Lack of sleep usually leads to an inability to focus during class, poor grades and many possible smaller and bigger health dysfunctions and health issues. Sleep deprivation in teens opens more flu and viruses during the school year due to fatigue and trying to balance too many different commitments.
Therefore, it’s crucial to educate your child about good living and sleeping habits that will help him during numerous life stages. Make sure that your child is well aware of the exact number of sleep that he needs every night and how to be organized. Teenagers are known for having too many commitments, especially in their final years of high school education. So, having a strong sleeping habit is a must.
Frequently Asked Question On Sleep Deprivation In Teens
1. What Can Lack Of Sleep Do To A Teenager?
An average teenager gets around 6 to 7 hours of sleep per night, while the standard is between 9 and 10 hours per night. Sleep deprivation in teens can lead to different non-desirable health conditions, moods or effects on a teenager’s life on a daily level, including low self-esteem, anxiety and even risk of depression.
2. How Much Sleep Does A 15-Year-Old Need?
The minimum is between 8 to 10 hours, while the perfect amount of sleeping hours for a teenager is between 9 and 10 hours. However, most teens do not get enough sleep. They usually get around 8 hours or less on school nights.
3. What Percent Of High School Students Is Sleep Deprived?
According to the precise survey that was conducted in 2006 from the National Sleep Foundation, around 87 percent of American high schools students are chronically sleep-deprived.
4. What Are 5 Emotional Effects Of Sleep Deprivation?
The most common effects are seen in the psychological area. Therefore, a mood disorder may be recorded, including anxiety and depression.
5. What Happens If You Don’t Get Enough Sleep?
An occasional night without sleep can lead to mood change and feeling tired the following day. Furthermore, a constant lack of sleep can lead to aggression and strong mood behaviors.

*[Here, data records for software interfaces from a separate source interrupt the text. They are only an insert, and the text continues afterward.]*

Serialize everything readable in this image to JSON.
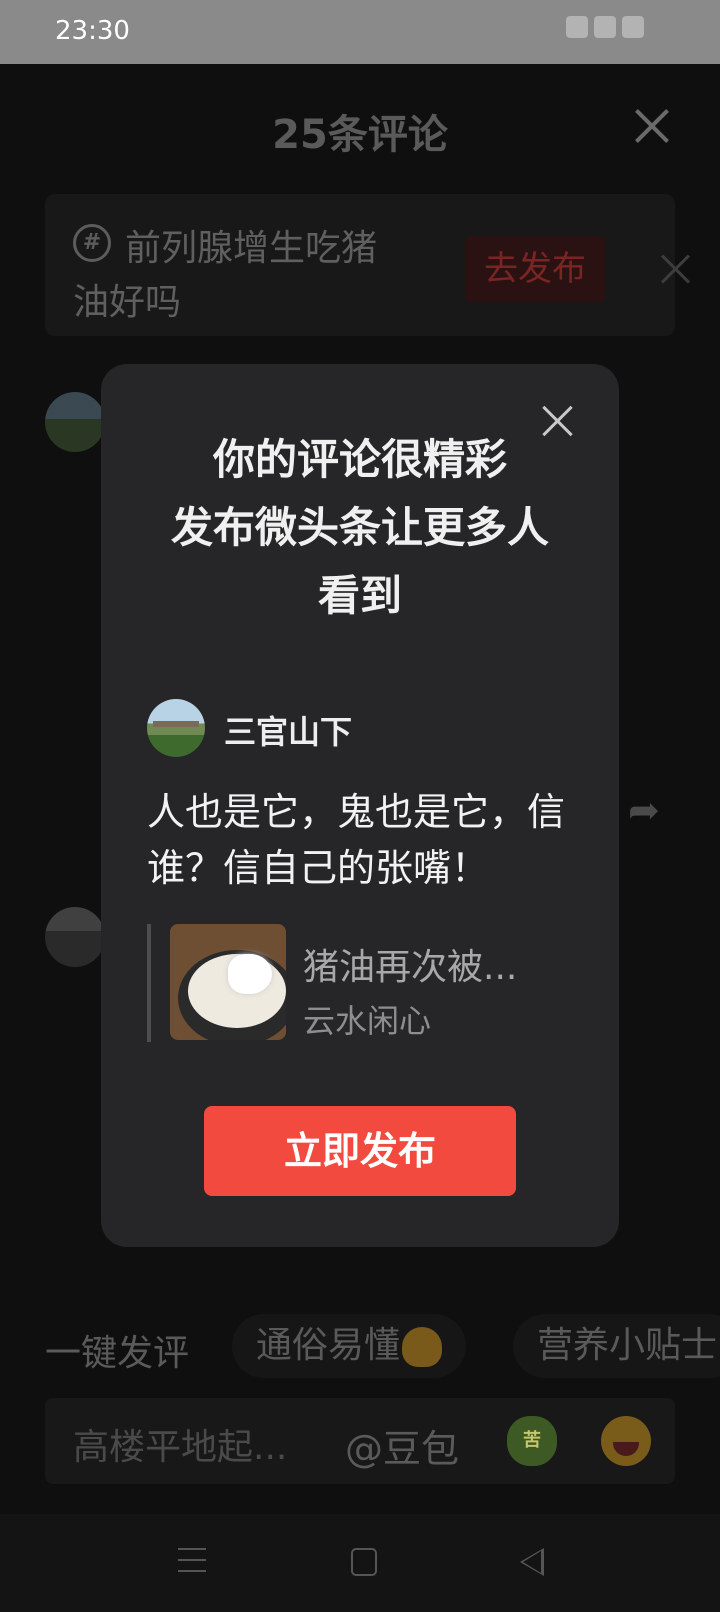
{
  "status_bar": {
    "time": "23:30"
  },
  "comment_sheet": {
    "title": "25条评论",
    "topic_prompt": {
      "text": "前列腺增生吃猪油好吗",
      "publish_label": "去发布",
      "icon": "hashtag-icon"
    },
    "quick_comment": {
      "label": "一键发评",
      "chips": [
        "通俗易懂",
        "营养小贴士"
      ]
    },
    "input": {
      "placeholder": "高楼平地起...",
      "mention": "@豆包",
      "emoji_bitter_text": "苦"
    }
  },
  "modal": {
    "title_lines": [
      "你的评论很精彩",
      "发布微头条让更多人",
      "看到"
    ],
    "author_name": "三官山下",
    "comment_text": "人也是它，鬼也是它，信谁？信自己的张嘴！",
    "quoted_article": {
      "title": "猪油再次被...",
      "author": "云水闲心"
    },
    "publish_button_label": "立即发布"
  },
  "colors": {
    "accent_red": "#f24a3e",
    "modal_bg": "#262628",
    "status_bar_bg": "#8a8a8a"
  }
}
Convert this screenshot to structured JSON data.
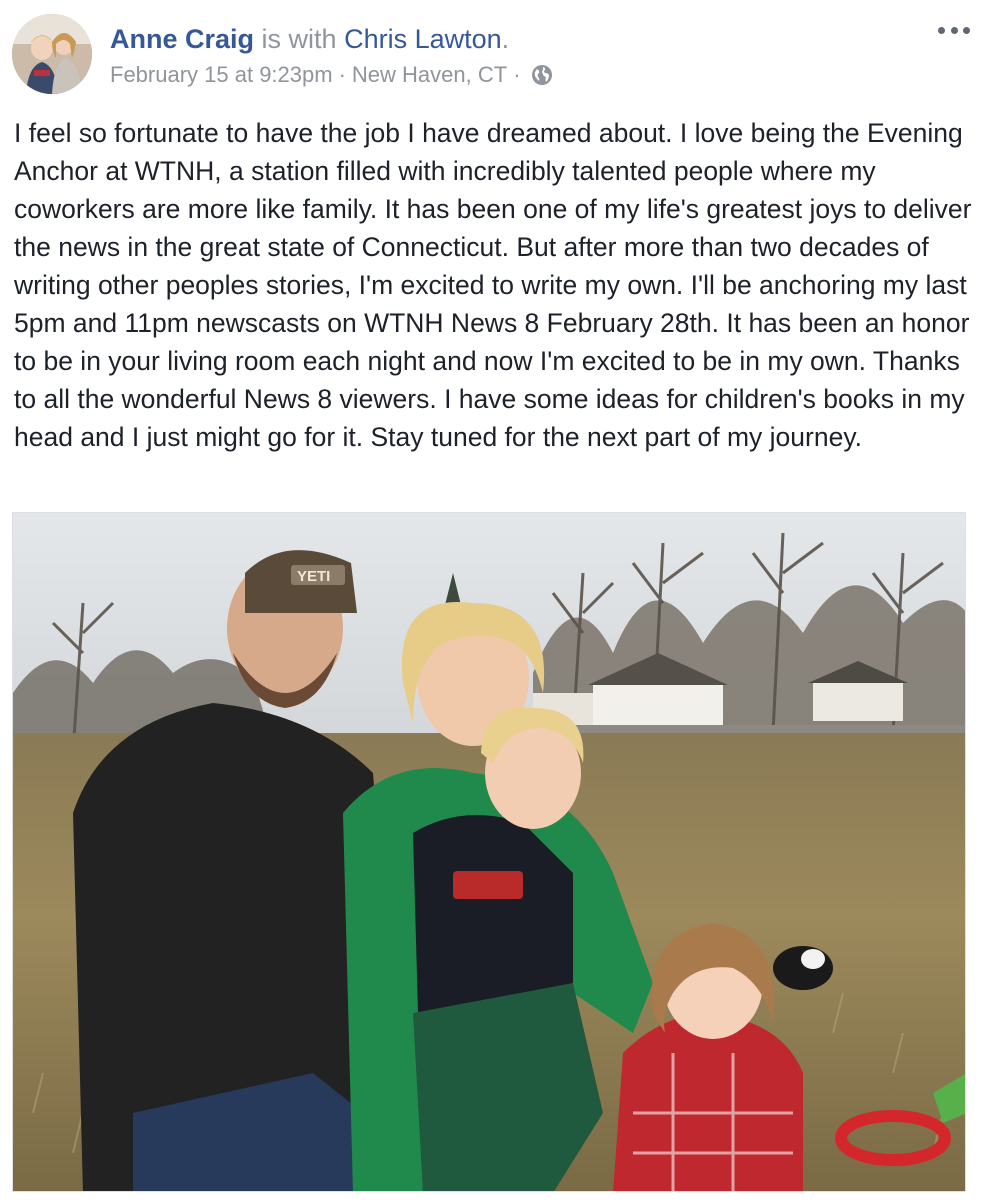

Also, it can lead to a number of serious medical conditions, including obesity, diabetes, high blood pressure, and heart disease.